About this exercise: Show every line in the material below in which the string "label" appears.

Records provided:

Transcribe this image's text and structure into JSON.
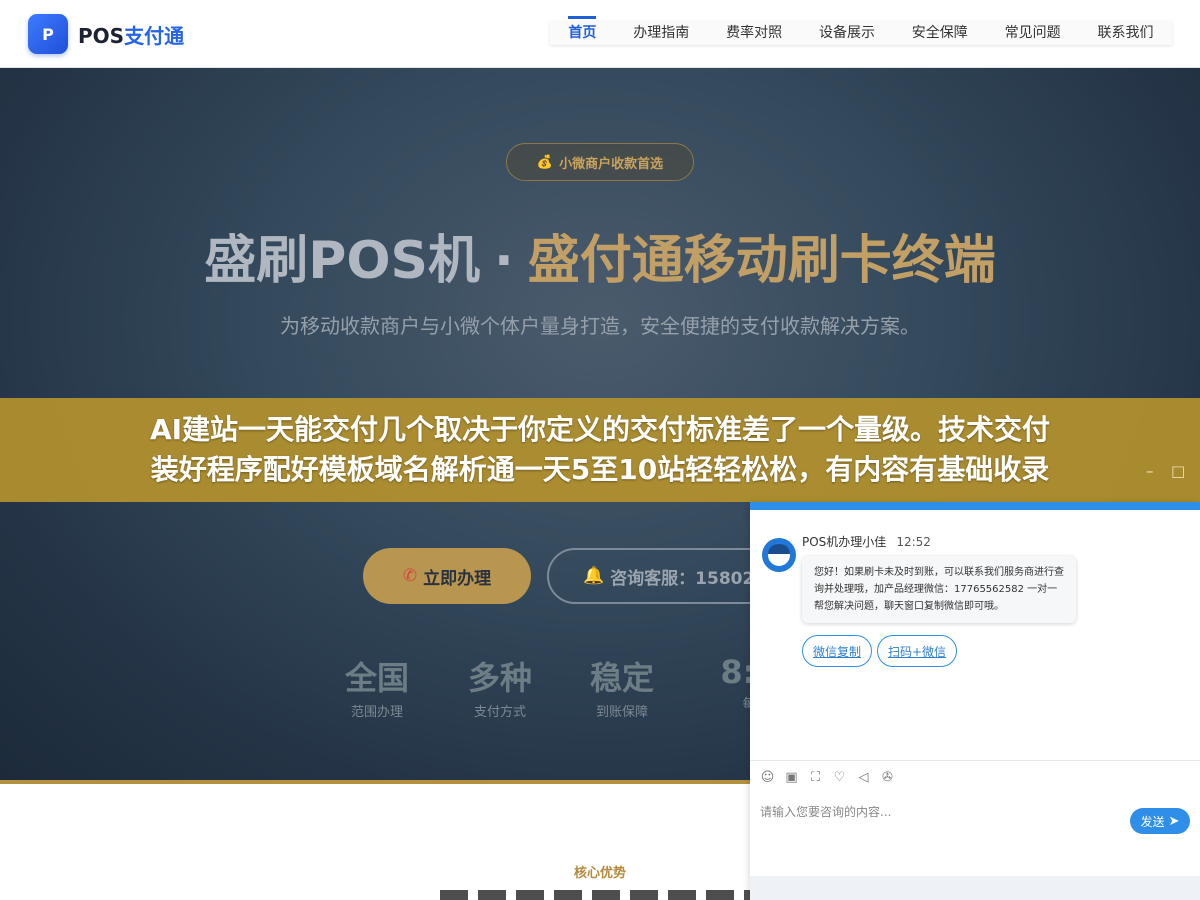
{
  "header": {
    "logo_mark": "P",
    "logo_text_a": "POS",
    "logo_text_b": "支付通",
    "nav": [
      "首页",
      "办理指南",
      "费率对照",
      "设备展示",
      "安全保障",
      "常见问题",
      "联系我们"
    ]
  },
  "hero": {
    "badge_icon": "money-bag-icon",
    "badge": "小微商户收款首选",
    "title_a": "盛刷POS机",
    "title_sep": "·",
    "title_b": "盛付通移动刷卡终端",
    "subtitle": "为移动收款商户与小微个体户量身打造，安全便捷的支付收款解决方案。",
    "btn_primary": "立即办理",
    "btn_secondary": "咨询客服：158028",
    "stats": [
      {
        "value": "全国",
        "label": "范围办理"
      },
      {
        "value": "多种",
        "label": "支付方式"
      },
      {
        "value": "稳定",
        "label": "到账保障"
      },
      {
        "value": "8:3",
        "label": "每"
      }
    ]
  },
  "overlay": {
    "line1": "AI建站一天能交付几个取决于你定义的交付标准差了一个量级。技术交付",
    "line2": "装好程序配好模板域名解析通一天5至10站轻轻松松，有内容有基础收录",
    "minimize": "–",
    "maximize": "□"
  },
  "section": {
    "label": "核心优势"
  },
  "chat": {
    "sender": "POS机办理小佳",
    "time": "12:52",
    "message": "您好！如果刷卡未及时到账，可以联系我们服务商进行查询并处理哦，加产品经理微信：17765562582 一对一帮您解决问题，聊天窗口复制微信即可哦。",
    "btn_copy": "微信复制",
    "btn_scan": "扫码+微信",
    "input_placeholder": "请输入您要咨询的内容...",
    "send": "发送"
  },
  "colors": {
    "brand_blue": "#2563eb",
    "gold": "#b8964f",
    "chat_blue": "#2f8fe8",
    "overlay": "#b4912d"
  }
}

Result of the exercise:
        "label": "范围办理"
        "label": "支付方式"
        "label": "到账保障"
        "label": "每"
    "label": "核心优势"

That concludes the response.